But our guide tells us to be cautious as we circle the creature, our camera and the long microphone pole dangling pretty close to that huge head.  He’s probably never seen anything like us before.

                    I Don’t Think He Likes Us  

I definitely get that feeling.  He moves away, just a bit.  He bucks a little.  We look at each other. What’s up with him?   

And then he charges!

What?  Instinctively, we back off… quickly.  But we also laugh in disbelief.
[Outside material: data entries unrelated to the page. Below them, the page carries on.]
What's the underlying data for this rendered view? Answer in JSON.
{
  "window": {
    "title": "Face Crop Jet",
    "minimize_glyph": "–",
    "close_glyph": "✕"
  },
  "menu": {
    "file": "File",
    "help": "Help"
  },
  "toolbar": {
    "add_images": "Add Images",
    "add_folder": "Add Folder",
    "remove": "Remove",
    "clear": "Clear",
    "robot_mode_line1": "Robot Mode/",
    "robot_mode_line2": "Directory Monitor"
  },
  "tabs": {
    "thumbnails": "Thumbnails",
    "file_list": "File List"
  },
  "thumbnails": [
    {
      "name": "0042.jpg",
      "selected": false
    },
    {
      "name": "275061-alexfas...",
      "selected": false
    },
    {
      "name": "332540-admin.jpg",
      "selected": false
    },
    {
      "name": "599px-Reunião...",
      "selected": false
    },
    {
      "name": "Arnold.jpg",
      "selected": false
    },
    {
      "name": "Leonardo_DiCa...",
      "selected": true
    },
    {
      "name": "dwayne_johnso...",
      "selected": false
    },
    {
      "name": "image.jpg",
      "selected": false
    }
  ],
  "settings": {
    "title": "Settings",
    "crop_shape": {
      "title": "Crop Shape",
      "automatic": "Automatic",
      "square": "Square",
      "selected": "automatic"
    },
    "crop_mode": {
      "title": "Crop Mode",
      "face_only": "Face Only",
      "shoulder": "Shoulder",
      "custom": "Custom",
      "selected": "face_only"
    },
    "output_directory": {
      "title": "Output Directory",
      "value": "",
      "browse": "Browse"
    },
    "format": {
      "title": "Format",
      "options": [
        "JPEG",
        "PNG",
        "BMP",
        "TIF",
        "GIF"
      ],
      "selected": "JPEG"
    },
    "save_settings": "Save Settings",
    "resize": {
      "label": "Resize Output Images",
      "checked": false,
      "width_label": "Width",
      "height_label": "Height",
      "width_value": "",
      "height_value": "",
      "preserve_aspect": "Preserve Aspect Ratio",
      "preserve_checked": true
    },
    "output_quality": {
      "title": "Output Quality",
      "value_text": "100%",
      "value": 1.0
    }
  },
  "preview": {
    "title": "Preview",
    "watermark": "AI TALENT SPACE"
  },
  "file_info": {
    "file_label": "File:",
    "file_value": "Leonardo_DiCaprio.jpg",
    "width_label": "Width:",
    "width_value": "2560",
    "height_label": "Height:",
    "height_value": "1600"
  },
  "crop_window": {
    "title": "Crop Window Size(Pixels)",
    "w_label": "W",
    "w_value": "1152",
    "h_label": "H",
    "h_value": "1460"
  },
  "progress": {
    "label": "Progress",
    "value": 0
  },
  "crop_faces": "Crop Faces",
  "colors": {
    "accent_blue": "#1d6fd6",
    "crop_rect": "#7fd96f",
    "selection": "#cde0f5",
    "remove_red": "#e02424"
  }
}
Except now he’s really moving toward us and a quick glance at the panicked face of our guide, off to the side, tells me to stop laughing. 

The three of us scramble, shout and bump into each other as we race to the safety of a nearby tree.  There, we take refuge on the far side of the tree trunk, where the giraffe can’t see us. 

We catch our breath and offer expletives.  But only for a moment.

Because the big guy suddenly stretches his long neck way around the tree trunk, to look us over. We are eyeball to eyeball with him.  Did we really think we could hide behind a tree from a giant giraffe?    

Steve is first to speak, “Holy shit!!”.  We explode away from our tree refuge, running about in panicked circles to escape, bumping into each other, like The Three Stooges on safari. 

In the insanity of the moment, I’m yelling, “Whoop-whoop-whoop!”

JR is going, “Nyaaaaahhhh!”

Steve adds, “Eeeb-eeb-eeb!”

If this was a real Three Stooges episode, there’d be a nearby lake where the three of us would now run at high speed and dive in head first.    

This being Giraffe Manor, we instead, scramble away from the now bemused giraffe, to the Manor house and run up the steps, into the foyer.   

There, we breathlessly collapse and take stock.  We’re OK. We’ve had our first adventure.  We feel like idiots.  But we’re ready for Africa.